Today, the Canadian Consumer Initiative wrote to the minister to tell him that he was completely out to lunch on Monday, when, in answer to a question, he told me that this bill had the support of consumers and that the Canadian Chamber of Commerce acts in the best interests of the Conservatives, I mean consumers. That was a Freudian slip. It acts in the best interests of the Conservatives, not consumers.

The Canadian Consumer Initiative set the record straight and again condemned the protection of digital locks and the anti-circumvention provisions in the current bill. The letter goes on to say that, in the opinion of the initiative's members, the bill's provisions undermine Canadian consumer interests. I am not the one saying this; it is the Canadian Consumer Initiative, which is made up of four of Canada's largest consumer associations: the Consumers Council of Canada, the Public Interest Advocacy Centre, Option consommateurs and the Union des consommateurs.

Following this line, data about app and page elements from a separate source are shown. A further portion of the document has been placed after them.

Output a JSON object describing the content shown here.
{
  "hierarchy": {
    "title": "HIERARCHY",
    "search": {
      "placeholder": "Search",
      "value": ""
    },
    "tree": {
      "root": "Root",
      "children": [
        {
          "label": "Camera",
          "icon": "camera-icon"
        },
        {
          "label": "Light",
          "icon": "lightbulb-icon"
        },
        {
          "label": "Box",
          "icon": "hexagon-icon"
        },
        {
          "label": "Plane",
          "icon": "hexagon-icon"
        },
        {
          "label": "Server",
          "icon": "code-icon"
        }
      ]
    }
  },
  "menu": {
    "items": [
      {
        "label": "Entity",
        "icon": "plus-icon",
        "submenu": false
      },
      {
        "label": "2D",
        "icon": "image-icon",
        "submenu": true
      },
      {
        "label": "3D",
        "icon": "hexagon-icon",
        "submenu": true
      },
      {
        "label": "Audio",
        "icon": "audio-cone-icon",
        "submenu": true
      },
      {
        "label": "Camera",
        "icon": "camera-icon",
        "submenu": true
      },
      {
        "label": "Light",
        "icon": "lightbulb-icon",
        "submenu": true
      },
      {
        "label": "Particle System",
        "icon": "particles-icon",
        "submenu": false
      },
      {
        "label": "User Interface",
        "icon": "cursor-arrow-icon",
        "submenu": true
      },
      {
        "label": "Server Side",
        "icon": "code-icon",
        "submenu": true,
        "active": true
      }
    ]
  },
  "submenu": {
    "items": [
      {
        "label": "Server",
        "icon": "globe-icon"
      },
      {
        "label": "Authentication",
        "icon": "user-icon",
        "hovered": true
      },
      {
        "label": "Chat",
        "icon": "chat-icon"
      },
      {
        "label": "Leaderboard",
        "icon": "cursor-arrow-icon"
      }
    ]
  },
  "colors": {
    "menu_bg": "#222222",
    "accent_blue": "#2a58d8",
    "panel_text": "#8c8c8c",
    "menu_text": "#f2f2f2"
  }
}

When the Minister of Canadian Heritage and Official Languages confuses a chamber of commerce with a consumer advocacy group, we wonder where we are going with this sort of argument. We wonder whether it is really worthwhile talking to someone who does not know what he is talking about.

Today, the Association nationale des éditeurs de livres, ANEL, weighed in on this issue. It said that its board of directors had voted on a strong resolution against Bill C-32. According to ANEL, which is a Canada-wide association, new exceptions to fair use will deprive copyright holders of income they would normally receive. After examining all the provisions as a whole, in an attempt to anticipate the effects of the marketplace, the ANEL board of directors concluded that the bill would lead to the collapse of educational publishing, create serious difficulties for their collective and represent an obstacle to the development of its digital strategy. ANEL also concluded that it was a direct attack on traditional Quebec values of support for creators.

I would like to take a few moments to talk about AGAMM, which includes almost every big name in the Quebec music industry. This organization proposed that the minister have Internet service providers make a financial contribution consisting of a percentage of their sales revenues to music rights holders.

I do not have time to talk about ADISQ. I will let my colleague answer and come back to that.